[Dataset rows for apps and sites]

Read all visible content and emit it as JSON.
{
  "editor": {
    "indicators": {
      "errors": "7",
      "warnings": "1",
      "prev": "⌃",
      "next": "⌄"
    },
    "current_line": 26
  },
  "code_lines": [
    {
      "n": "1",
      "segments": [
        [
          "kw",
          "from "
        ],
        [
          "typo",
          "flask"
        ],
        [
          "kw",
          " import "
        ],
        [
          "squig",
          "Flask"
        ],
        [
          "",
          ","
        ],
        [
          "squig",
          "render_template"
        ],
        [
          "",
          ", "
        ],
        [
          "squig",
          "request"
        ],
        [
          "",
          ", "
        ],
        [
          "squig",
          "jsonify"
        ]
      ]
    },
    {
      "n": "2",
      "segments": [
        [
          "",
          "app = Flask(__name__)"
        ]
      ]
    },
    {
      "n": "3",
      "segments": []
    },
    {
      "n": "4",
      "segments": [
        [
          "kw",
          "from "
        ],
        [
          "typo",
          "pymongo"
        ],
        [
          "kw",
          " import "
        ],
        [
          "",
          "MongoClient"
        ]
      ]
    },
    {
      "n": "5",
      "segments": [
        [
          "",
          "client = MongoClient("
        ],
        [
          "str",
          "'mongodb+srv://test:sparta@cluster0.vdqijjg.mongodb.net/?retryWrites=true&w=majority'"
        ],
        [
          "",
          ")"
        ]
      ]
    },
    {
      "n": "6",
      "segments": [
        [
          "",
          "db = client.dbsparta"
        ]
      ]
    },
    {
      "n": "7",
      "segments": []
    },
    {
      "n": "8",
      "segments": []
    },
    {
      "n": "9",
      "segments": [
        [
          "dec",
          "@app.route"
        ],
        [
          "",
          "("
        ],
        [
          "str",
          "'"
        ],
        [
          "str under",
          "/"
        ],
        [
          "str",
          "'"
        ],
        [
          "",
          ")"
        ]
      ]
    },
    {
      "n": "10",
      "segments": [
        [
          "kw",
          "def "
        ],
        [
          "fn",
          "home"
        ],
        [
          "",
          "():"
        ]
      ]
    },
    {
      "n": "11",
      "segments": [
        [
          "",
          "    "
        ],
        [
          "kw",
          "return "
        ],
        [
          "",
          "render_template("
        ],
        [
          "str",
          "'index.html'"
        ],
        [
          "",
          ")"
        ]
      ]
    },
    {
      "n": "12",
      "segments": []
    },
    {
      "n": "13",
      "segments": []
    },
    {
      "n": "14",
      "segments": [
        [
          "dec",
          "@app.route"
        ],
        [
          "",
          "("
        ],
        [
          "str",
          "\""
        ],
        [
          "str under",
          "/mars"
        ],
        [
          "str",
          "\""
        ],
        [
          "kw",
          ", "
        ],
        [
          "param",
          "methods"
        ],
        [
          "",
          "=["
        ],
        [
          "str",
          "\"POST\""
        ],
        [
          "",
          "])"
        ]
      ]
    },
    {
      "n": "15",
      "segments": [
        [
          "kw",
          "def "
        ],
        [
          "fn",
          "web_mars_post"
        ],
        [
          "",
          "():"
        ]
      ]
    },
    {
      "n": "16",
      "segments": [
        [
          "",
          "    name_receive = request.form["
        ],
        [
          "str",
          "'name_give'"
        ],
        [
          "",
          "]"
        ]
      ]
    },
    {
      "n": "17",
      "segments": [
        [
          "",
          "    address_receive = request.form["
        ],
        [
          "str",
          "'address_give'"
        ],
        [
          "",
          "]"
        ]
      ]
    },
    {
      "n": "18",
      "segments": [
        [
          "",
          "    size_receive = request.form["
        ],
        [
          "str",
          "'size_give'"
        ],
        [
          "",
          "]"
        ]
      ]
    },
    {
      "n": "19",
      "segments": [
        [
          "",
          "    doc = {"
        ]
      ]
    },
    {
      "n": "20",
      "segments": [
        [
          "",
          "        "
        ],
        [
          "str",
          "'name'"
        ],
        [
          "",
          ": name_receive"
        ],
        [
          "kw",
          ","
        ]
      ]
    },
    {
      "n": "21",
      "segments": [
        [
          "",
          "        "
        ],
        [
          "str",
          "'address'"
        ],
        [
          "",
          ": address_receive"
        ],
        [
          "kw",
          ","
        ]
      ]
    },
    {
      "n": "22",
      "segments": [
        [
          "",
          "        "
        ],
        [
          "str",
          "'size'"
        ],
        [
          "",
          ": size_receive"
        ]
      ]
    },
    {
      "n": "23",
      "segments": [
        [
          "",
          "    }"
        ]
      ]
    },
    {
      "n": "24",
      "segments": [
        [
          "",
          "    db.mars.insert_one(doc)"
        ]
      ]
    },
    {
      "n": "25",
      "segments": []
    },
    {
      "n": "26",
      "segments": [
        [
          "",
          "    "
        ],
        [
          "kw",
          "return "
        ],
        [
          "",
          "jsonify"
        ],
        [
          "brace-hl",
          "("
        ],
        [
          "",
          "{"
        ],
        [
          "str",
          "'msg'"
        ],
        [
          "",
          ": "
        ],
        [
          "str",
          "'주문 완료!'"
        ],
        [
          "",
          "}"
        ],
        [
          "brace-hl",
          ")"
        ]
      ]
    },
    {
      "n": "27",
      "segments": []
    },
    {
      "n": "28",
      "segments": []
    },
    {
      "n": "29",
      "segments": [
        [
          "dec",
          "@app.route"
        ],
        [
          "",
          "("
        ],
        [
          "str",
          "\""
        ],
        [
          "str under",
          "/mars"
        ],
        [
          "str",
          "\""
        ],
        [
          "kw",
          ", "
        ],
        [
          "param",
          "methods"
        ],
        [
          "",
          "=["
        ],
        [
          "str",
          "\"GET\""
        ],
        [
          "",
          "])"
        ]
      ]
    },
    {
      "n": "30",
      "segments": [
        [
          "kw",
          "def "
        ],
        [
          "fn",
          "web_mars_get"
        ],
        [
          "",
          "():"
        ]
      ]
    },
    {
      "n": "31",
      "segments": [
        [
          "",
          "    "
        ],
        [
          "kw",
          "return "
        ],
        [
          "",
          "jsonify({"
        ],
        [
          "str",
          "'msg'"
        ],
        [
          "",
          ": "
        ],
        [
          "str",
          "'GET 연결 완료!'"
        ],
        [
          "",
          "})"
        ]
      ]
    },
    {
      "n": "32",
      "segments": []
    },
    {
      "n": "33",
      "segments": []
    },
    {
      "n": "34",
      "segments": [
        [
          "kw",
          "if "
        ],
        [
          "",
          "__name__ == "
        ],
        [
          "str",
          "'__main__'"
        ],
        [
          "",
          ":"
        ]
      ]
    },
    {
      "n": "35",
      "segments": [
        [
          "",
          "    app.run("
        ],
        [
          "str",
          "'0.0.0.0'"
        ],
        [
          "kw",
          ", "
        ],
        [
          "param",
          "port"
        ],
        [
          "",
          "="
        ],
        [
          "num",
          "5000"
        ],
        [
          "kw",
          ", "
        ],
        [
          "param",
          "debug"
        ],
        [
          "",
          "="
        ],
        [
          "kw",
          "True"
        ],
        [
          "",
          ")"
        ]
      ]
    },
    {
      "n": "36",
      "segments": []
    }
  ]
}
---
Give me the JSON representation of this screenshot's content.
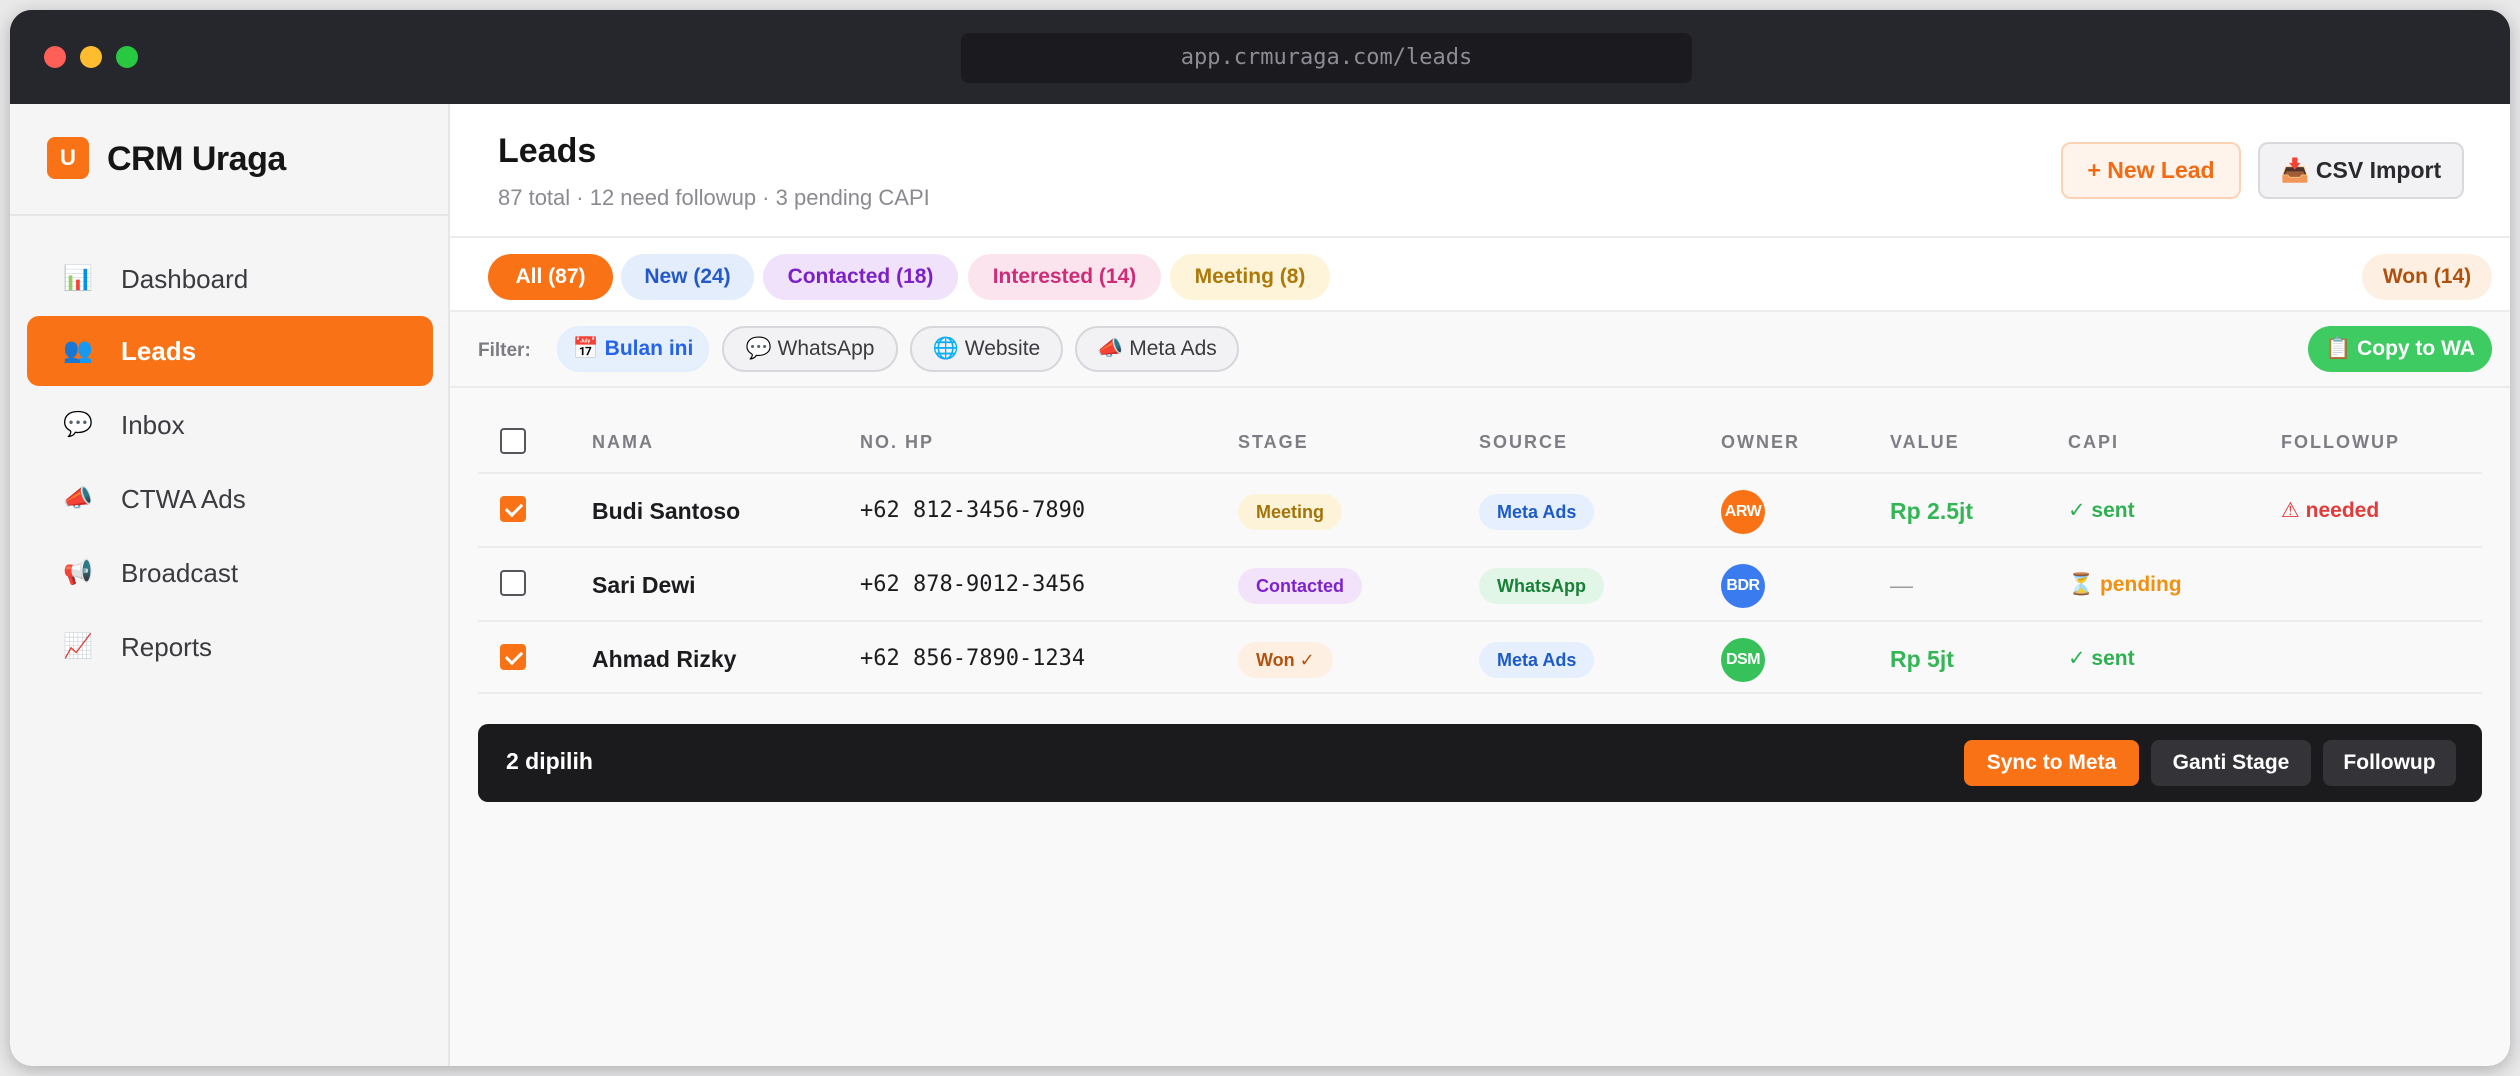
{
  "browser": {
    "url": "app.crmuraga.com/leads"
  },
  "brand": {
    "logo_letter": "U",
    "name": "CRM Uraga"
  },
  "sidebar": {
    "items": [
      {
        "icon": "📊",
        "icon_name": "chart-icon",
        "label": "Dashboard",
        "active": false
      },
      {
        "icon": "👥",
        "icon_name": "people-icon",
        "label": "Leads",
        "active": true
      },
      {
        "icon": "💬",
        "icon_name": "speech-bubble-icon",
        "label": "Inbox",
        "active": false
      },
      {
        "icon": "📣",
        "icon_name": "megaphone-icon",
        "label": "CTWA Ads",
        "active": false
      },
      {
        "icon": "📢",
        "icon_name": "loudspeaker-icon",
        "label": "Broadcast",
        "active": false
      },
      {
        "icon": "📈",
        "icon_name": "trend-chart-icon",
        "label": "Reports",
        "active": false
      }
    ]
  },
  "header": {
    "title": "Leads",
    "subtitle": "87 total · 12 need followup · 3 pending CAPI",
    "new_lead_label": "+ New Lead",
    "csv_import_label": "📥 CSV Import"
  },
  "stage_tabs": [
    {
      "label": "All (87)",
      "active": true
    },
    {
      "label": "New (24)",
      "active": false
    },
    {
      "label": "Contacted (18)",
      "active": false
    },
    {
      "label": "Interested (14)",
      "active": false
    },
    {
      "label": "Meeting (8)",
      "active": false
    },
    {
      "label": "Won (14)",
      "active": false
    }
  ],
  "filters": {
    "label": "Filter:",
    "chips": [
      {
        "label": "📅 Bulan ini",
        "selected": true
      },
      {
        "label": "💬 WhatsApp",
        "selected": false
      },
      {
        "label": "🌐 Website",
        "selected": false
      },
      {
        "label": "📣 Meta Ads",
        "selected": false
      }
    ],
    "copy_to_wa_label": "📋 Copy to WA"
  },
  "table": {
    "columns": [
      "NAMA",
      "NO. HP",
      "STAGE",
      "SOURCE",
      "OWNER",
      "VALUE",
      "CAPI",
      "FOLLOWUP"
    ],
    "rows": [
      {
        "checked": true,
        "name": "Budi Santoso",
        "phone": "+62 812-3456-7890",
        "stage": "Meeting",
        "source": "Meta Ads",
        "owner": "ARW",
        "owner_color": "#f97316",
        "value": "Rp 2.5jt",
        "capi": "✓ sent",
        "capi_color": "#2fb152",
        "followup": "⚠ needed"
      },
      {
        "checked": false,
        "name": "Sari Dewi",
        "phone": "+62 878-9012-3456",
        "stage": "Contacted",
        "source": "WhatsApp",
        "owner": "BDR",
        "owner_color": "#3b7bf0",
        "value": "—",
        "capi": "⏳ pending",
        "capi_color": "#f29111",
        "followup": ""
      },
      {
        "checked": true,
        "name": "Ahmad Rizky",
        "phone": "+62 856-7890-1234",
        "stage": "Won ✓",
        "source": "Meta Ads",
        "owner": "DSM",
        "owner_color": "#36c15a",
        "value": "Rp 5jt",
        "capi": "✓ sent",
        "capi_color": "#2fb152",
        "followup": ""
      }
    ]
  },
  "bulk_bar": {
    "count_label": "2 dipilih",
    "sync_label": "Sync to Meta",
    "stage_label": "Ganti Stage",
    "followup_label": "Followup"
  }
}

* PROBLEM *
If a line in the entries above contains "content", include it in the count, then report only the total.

* TASK OUTPUT *
2